▶ _The problem_
Type the entries out once more. Match them exactly.

(Excerpts from an interface dataset)
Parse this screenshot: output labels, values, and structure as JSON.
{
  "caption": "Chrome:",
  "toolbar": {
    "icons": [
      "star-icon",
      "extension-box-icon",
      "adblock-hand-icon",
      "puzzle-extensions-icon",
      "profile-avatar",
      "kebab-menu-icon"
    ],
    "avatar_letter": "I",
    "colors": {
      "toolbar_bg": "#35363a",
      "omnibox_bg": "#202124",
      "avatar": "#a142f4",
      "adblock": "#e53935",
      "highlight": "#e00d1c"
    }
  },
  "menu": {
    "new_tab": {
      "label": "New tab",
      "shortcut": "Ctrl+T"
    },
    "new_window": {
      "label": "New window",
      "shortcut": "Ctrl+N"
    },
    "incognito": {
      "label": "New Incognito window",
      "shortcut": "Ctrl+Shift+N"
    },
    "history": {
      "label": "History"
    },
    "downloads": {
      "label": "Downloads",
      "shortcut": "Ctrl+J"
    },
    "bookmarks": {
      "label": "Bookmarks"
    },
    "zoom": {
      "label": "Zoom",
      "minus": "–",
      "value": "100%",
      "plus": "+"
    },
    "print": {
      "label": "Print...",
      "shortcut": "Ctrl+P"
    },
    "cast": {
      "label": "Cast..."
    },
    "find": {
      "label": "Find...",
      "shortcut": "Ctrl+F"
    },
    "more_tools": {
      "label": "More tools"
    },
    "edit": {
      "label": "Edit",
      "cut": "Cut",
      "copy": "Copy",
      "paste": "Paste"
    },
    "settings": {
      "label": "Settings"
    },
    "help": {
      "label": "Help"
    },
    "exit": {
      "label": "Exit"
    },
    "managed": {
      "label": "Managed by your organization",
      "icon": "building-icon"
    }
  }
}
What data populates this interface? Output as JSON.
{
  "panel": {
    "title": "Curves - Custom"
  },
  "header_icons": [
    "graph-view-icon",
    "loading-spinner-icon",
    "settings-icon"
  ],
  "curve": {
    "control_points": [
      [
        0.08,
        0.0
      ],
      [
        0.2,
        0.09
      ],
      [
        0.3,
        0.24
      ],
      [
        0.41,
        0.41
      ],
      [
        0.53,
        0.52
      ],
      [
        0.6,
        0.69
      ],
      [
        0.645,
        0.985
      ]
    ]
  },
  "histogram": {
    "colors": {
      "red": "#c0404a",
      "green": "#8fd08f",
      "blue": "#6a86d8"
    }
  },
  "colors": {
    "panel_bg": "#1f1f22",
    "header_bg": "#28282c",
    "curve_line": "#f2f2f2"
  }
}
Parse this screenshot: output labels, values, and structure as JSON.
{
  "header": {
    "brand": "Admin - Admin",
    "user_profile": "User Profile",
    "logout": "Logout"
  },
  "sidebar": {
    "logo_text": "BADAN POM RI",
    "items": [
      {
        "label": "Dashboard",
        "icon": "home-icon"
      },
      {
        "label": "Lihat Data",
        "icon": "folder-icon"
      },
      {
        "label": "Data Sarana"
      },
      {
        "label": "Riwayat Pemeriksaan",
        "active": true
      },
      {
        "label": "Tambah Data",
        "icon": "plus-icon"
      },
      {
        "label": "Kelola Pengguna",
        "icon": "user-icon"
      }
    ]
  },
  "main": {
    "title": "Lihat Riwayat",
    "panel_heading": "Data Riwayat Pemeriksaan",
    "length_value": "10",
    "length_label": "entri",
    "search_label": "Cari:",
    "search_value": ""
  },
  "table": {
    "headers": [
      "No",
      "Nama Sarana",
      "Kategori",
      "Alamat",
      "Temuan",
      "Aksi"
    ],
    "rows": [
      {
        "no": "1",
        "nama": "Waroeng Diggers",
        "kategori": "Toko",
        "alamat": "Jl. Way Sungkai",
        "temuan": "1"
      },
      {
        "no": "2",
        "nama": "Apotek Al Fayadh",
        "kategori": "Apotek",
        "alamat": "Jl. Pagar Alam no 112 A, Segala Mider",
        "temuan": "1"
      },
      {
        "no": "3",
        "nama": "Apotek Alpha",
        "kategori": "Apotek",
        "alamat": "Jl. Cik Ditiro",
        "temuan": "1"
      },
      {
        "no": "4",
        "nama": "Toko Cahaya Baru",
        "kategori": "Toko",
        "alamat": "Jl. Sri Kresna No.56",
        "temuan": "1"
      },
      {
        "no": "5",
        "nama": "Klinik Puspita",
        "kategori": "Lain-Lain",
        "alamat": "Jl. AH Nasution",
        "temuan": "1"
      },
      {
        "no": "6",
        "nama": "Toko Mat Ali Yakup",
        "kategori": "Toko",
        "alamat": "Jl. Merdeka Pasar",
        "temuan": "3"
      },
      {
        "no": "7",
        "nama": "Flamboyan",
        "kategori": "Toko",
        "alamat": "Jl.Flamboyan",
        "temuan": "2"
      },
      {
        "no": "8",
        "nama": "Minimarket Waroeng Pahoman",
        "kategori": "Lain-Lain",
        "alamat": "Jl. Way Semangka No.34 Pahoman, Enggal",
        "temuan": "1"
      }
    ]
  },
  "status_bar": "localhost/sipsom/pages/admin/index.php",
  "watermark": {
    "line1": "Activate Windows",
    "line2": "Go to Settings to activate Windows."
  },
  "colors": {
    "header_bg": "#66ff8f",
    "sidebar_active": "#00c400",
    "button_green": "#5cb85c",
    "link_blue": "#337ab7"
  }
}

▶ _Answer to this problem_
Parse this screenshot: output labels, values, and structure as JSON.
{
  "caption": "Chrome:",
  "toolbar": {
    "icons": [
      "star-icon",
      "extension-box-icon",
      "adblock-hand-icon",
      "puzzle-extensions-icon",
      "profile-avatar",
      "kebab-menu-icon"
    ],
    "avatar_letter": "I",
    "colors": {
      "toolbar_bg": "#35363a",
      "omnibox_bg": "#202124",
      "avatar": "#a142f4",
      "adblock": "#e53935",
      "highlight": "#e00d1c"
    }
  },
  "menu": {
    "new_tab": {
      "label": "New tab",
      "shortcut": "Ctrl+T"
    },
    "new_window": {
      "label": "New window",
      "shortcut": "Ctrl+N"
    },
    "incognito": {
      "label": "New Incognito window",
      "shortcut": "Ctrl+Shift+N"
    },
    "history": {
      "label": "History"
    },
    "downloads": {
      "label": "Downloads",
      "shortcut": "Ctrl+J"
    },
    "bookmarks": {
      "label": "Bookmarks"
    },
    "zoom": {
      "label": "Zoom",
      "minus": "–",
      "value": "100%",
      "plus": "+"
    },
    "print": {
      "label": "Print...",
      "shortcut": "Ctrl+P"
    },
    "cast": {
      "label": "Cast..."
    },
    "find": {
      "label": "Find...",
      "shortcut": "Ctrl+F"
    },
    "more_tools": {
      "label": "More tools"
    },
    "edit": {
      "label": "Edit",
      "cut": "Cut",
      "copy": "Copy",
      "paste": "Paste"
    },
    "settings": {
      "label": "Settings"
    },
    "help": {
      "label": "Help"
    },
    "exit": {
      "label": "Exit"
    },
    "managed": {
      "label": "Managed by your organization",
      "icon": "building-icon"
    }
  }
}
What data populates this interface? Output as JSON.
{
  "panel": {
    "title": "Curves - Custom"
  },
  "header_icons": [
    "graph-view-icon",
    "loading-spinner-icon",
    "settings-icon"
  ],
  "curve": {
    "control_points": [
      [
        0.08,
        0.0
      ],
      [
        0.2,
        0.09
      ],
      [
        0.3,
        0.24
      ],
      [
        0.41,
        0.41
      ],
      [
        0.53,
        0.52
      ],
      [
        0.6,
        0.69
      ],
      [
        0.645,
        0.985
      ]
    ]
  },
  "histogram": {
    "colors": {
      "red": "#c0404a",
      "green": "#8fd08f",
      "blue": "#6a86d8"
    }
  },
  "colors": {
    "panel_bg": "#1f1f22",
    "header_bg": "#28282c",
    "curve_line": "#f2f2f2"
  }
}
Parse this screenshot: output labels, values, and structure as JSON.
{
  "header": {
    "brand": "Admin - Admin",
    "user_profile": "User Profile",
    "logout": "Logout"
  },
  "sidebar": {
    "logo_text": "BADAN POM RI",
    "items": [
      {
        "label": "Dashboard",
        "icon": "home-icon"
      },
      {
        "label": "Lihat Data",
        "icon": "folder-icon"
      },
      {
        "label": "Data Sarana"
      },
      {
        "label": "Riwayat Pemeriksaan",
        "active": true
      },
      {
        "label": "Tambah Data",
        "icon": "plus-icon"
      },
      {
        "label": "Kelola Pengguna",
        "icon": "user-icon"
      }
    ]
  },
  "main": {
    "title": "Lihat Riwayat",
    "panel_heading": "Data Riwayat Pemeriksaan",
    "length_value": "10",
    "length_label": "entri",
    "search_label": "Cari:",
    "search_value": ""
  },
  "table": {
    "headers": [
      "No",
      "Nama Sarana",
      "Kategori",
      "Alamat",
      "Temuan",
      "Aksi"
    ],
    "rows": [
      {
        "no": "1",
        "nama": "Waroeng Diggers",
        "kategori": "Toko",
        "alamat": "Jl. Way Sungkai",
        "temuan": "1"
      },
      {
        "no": "2",
        "nama": "Apotek Al Fayadh",
        "kategori": "Apotek",
        "alamat": "Jl. Pagar Alam no 112 A, Segala Mider",
        "temuan": "1"
      },
      {
        "no": "3",
        "nama": "Apotek Alpha",
        "kategori": "Apotek",
        "alamat": "Jl. Cik Ditiro",
        "temuan": "1"
      },
      {
        "no": "4",
        "nama": "Toko Cahaya Baru",
        "kategori": "Toko",
        "alamat": "Jl. Sri Kresna No.56",
        "temuan": "1"
      },
      {
        "no": "5",
        "nama": "Klinik Puspita",
        "kategori": "Lain-Lain",
        "alamat": "Jl. AH Nasution",
        "temuan": "1"
      },
      {
        "no": "6",
        "nama": "Toko Mat Ali Yakup",
        "kategori": "Toko",
        "alamat": "Jl. Merdeka Pasar",
        "temuan": "3"
      },
      {
        "no": "7",
        "nama": "Flamboyan",
        "kategori": "Toko",
        "alamat": "Jl.Flamboyan",
        "temuan": "2"
      },
      {
        "no": "8",
        "nama": "Minimarket Waroeng Pahoman",
        "kategori": "Lain-Lain",
        "alamat": "Jl. Way Semangka No.34 Pahoman, Enggal",
        "temuan": "1"
      }
    ]
  },
  "status_bar": "localhost/sipsom/pages/admin/index.php",
  "watermark": {
    "line1": "Activate Windows",
    "line2": "Go to Settings to activate Windows."
  },
  "colors": {
    "header_bg": "#66ff8f",
    "sidebar_active": "#00c400",
    "button_green": "#5cb85c",
    "link_blue": "#337ab7"
  }
}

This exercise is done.